But the figures are much more tense, with Democrats more likely to support the ruling party than Republicans, who have also been less supportive of the suicide bomber.
Although the need for vaccinations has increased over the summer, Americans continue to say they have no intention of re-vaccinating them.
GOP researcher Frank Luntz, who worked with monitoring teams and worked with Biden’s supervisors to try to combat the suspicion of the vaccine, says that, without alternatives, Biden could detect more than 75% of the vaccine population.
“The only way to go beyond this, which they need to be able to do to protect the body, is to control it,” Luntz said. “It makes a lot of people angry and frustrated, but those who are slow to act have taken action so far. She has done her best to imitate this. ”
However, many Republicans are not just unforgiving and unforgiving, especially those who are vying for the presidency and see the issue as the one that would encourage Republican voters to run in the by-elections next year.
Mike Gibbons, a U.S. Senate candidate in Ohio, blamed “Joe Biden and his Big Brother boss” for “passing through the repressive zone.”
“Americans have a right to evaluate the risks of this vaccine and to make decisions for themselves and their families,” he said. “This decision should be made by doctors and by everyone, not by the government.”
In the middle of the coming, Drew McKissick, chairman of the GOP in South Carolina, says he thinks Democrats in his constituency are bound by their party’s “liberal” policies.
“People in South Carolina are not kind when they are offered a job. Absolutely not, “McKissick said, adding that international politics” should put the Democrats at a disadvantage. “
But Steve Schale, a Democratic lawyer who leads the pro-Biden super PAC Unite the Country, who also conducted research to show that he is supporting the ruling party, said he was not particularly concerned about the political situation.

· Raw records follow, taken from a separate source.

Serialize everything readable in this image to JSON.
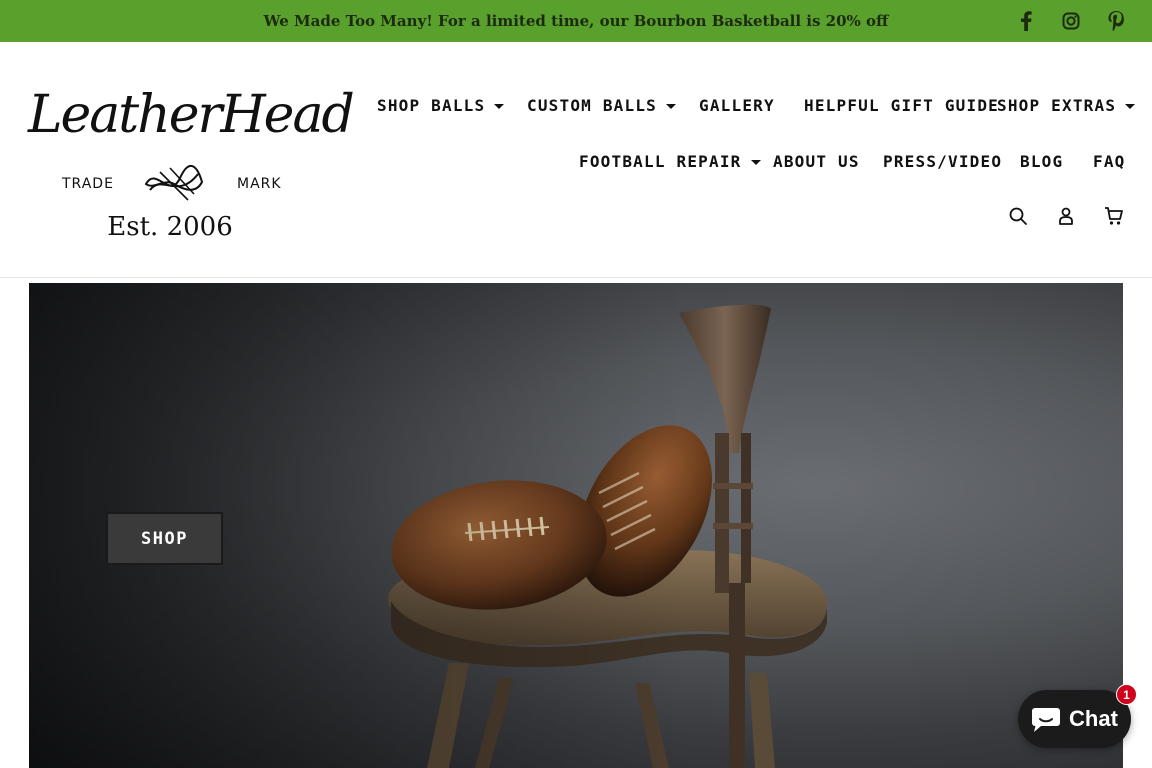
{
  "announcement": {
    "text": "We Made Too Many! For a limited time, our Bourbon Basketball is 20% off",
    "background": "#5aa02c"
  },
  "social": [
    {
      "icon": "facebook-icon"
    },
    {
      "icon": "instagram-icon"
    },
    {
      "icon": "pinterest-icon"
    }
  ],
  "logo": {
    "script": "LeatherHead",
    "left_word": "TRADE",
    "right_word": "MARK",
    "est": "Est. 2006"
  },
  "nav": {
    "row1": [
      {
        "label": "SHOP BALLS",
        "dropdown": true
      },
      {
        "label": "CUSTOM BALLS",
        "dropdown": true
      },
      {
        "label": "GALLERY",
        "dropdown": false
      },
      {
        "label": "HELPFUL GIFT GUIDE",
        "dropdown": false
      },
      {
        "label": "SHOP EXTRAS",
        "dropdown": true
      }
    ],
    "row2": [
      {
        "label": "FOOTBALL REPAIR",
        "dropdown": true
      },
      {
        "label": "ABOUT US",
        "dropdown": false
      },
      {
        "label": "PRESS/VIDEO",
        "dropdown": false
      },
      {
        "label": "BLOG",
        "dropdown": false
      },
      {
        "label": "FAQ",
        "dropdown": false
      }
    ]
  },
  "header_icons": [
    "search-icon",
    "account-icon",
    "cart-icon"
  ],
  "hero": {
    "button_label": "SHOP"
  },
  "chat": {
    "label": "Chat",
    "badge": "1",
    "accent": "#d0021b"
  }
}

He further added that those who may be outraged by the move are likely to be the ones who have already criticized Bidid.
He said: “Of all the things I worry about when you grow up, it doesn’t scare me.”
White House spokeswoman Jen Psaki is also condemning the blowback.
“Yes, we see the most vocal protesters announced by the President yesterday. It is not surprising. It is sad, frustrating, sad because, in the end, this will save lives,” he said, “but we remain confident that we can advance our cause.”
Associated Press editors Meg Kinnard in Houston, Leah Willingham in Jackson, Mississippi, and Mary Clare Jalonick, Hannah Fingerhut, Alexandra Jaffe and Zeke Miller in Washington contributed to the report.